A week after he rebuffed an invitation to attend the J Street conference in Washington, Ambassador to the US Michael Oren addressed another Jewish audience, some 300 kilometers away.
Inside a packed auditorium at New York City's 92nd Street Y on Monday, Oren said J Street - whose conference has been taking place this week - has "certain policies that caused concerns, aroused concerns."
"I conveyed these concerns to J Street," he said, but as yet they are not "sufficiently allayed."
In his place, a "high-ranking diplomat" was sent to the conference as an observer.
"If J Street allays those concerns there's no reason why we can't have a constructive dialogue," Oren said.
After that, no mention of the pro-peace group filtered into a wide-ranging conversation on Oren's American approach to Israeli diplomacy; raising children in Israel; his reaction to Israeli demonization by critics, and prospects for a peace process.
Oren was on familiar territory, appearing onstage with his longtime friend, journalist Yossi Klein Halevi and moderator Thane Rosenbaum. Oren and Klein Halevi are American-born Israelis - Oren, whose parents were in the audience, grew up in New Jersey, and Klein Halevi is from Brooklyn - and their work at the Shalem Center overlapped.
"We need someone who speaks American," Klein Halevi said, of Oren's appointment. "Someone who can act as a translator between these two experiences."
Oren, who said his children have thanked him for raising them in Israel, said he approaches his job with an American and Israeli sensibility.
"We know what life is like without Jewish sovereignty," he said.
But the two spoke from divergent perspectives: Oren as a diplomat and Klein Halevi as the Israeli man on the street - or, as they joked, a cab driver from Bat Yam.
In Israel, both agreed, Israelis harbor visceral fears of an Iranian threat.
"It's always here, it's filtered into our consciousness," Klein Halevi said.
Asked about recent negotiations in Vienna, Oren said: "The government of Israel supports the Obama administration's position on this package."
Did Klein Halevi, the Israeli everyman, agree?
"No, not at all," he said, describing a "devastatingly skeptical" perception among Israelis, who would prefer "crippling sanctions" on Iran.
Quickly, the conversation turned to the demonization of Israel and in particular, the recent report on Israel's military operation in Gaza headed by South African jurist Richard Goldstone.
"I think the Goldstone report came as a genuine shock," Klein Halevi said. "The nature of this shock was, 'How could it really have come to this?'"
He described direct implications for the peace process, citing the Oslo accords as a reaction to the collapse of the Soviet Union.
"Only in that atmosphere of acceptance, I think, did the Israel public feel safer and say, 'OK, let's test the waters.' That's not at all the mood in Israel today."
Oren described a "tactical" problem of Israel having its hands tied behind its back and left with an inability to defend itself or face prosecution.

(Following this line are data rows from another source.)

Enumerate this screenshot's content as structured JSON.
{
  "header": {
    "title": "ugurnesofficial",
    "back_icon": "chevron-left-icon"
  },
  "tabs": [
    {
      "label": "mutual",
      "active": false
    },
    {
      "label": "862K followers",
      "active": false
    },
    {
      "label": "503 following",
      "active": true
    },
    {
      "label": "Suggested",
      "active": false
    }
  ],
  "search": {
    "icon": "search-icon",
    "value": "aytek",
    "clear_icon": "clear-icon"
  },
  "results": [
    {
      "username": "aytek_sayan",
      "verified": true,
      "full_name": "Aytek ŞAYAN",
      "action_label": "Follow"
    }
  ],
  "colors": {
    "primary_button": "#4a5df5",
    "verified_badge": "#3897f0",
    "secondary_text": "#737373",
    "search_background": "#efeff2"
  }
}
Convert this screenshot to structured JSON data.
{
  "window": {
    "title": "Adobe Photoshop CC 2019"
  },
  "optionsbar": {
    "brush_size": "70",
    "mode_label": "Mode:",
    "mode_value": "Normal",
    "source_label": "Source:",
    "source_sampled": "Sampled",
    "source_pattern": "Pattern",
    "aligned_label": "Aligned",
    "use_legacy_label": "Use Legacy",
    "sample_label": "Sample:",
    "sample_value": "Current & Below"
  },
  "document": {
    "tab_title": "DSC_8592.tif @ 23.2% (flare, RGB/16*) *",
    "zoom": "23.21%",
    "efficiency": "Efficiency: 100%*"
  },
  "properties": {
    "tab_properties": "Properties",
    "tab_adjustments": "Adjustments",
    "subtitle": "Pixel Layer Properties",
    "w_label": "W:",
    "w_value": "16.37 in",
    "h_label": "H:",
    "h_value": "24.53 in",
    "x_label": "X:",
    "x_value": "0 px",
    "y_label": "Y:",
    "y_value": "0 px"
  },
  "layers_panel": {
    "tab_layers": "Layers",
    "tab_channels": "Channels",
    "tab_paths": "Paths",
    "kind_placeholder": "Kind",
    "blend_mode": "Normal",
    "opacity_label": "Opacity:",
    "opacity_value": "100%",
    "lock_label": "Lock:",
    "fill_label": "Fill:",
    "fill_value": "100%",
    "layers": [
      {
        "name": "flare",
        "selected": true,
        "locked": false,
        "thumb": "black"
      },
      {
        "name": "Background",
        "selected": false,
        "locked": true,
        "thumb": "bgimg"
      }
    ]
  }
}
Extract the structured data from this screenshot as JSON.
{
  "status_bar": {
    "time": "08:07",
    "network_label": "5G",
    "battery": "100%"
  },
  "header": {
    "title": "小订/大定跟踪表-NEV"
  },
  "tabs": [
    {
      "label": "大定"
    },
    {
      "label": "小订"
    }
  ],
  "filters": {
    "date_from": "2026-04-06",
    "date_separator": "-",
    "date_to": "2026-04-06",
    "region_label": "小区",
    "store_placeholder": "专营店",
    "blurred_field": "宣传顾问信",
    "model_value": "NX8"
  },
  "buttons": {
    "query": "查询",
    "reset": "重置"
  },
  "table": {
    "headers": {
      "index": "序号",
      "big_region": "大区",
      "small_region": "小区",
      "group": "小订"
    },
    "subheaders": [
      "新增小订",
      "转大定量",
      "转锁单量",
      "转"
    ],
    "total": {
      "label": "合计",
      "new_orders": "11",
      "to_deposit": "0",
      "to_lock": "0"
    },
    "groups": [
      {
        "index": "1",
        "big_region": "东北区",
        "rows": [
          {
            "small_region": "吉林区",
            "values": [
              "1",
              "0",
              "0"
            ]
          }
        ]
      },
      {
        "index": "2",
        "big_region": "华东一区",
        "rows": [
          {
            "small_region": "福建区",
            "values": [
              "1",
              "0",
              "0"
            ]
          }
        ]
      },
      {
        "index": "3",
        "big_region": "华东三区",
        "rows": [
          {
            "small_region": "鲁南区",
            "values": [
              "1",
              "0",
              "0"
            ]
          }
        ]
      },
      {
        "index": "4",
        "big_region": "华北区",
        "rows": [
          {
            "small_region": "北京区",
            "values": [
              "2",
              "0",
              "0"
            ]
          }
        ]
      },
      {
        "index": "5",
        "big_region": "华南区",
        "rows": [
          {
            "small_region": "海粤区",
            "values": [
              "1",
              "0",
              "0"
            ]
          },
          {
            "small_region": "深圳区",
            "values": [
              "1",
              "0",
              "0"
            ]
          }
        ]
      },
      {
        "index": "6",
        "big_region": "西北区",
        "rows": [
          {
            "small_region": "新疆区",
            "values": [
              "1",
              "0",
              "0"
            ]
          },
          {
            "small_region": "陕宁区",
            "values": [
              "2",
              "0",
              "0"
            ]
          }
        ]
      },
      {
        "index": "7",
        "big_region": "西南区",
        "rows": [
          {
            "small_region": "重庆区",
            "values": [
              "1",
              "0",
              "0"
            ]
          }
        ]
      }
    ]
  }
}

He said "no one in Israel buys" that the IDF targeted civilians during Operation Cast Lead.
"It goes not just against all of our principles, but the personal knowledge of people who participated in the operation," he said, adding that he was speaking from personal experience.
He described hundreds of thousands of text messages and leaflets that Israeli forces sent as a warning.
"We sacrificed the element of surprise," he said.
Both praised the US response, which was to reject the mandate of the report.
Given pressure by the US for Israelis and Palestinians to resume peace talks, Oren was asked if the Obama administration had taken a less-friendly tone toward Israel. He answered with an emphatic, "No."
"President Obama has not changed the fundamental relationship with Israel," a relationship Oren described as "deep, multi-faceted and far reaching."
Present at Oval Office meetings between Obama and Prime Minister Binyamin Netanyahu, he described the tenor of their discussion as "very warm," and of a high intellectual, almost cerebral, caliber.
"That is a bedrock alliance," he said, of US-Israel relations. "What has changed is a different approach to international affairs" on the part of the United States, meaning greater engagement with adversaries.
"We've been able to iron out most of our differences," including an "understanding" about restraint in the construction of settlements.
Oren ended on a positive note, drawing on his experience as an historian.
"Everything in our past gives us reason to believe," he said. "I'm not a prophet, I'm an historian. I remain optimistic, not Pollyanish, but guardedly optimistic."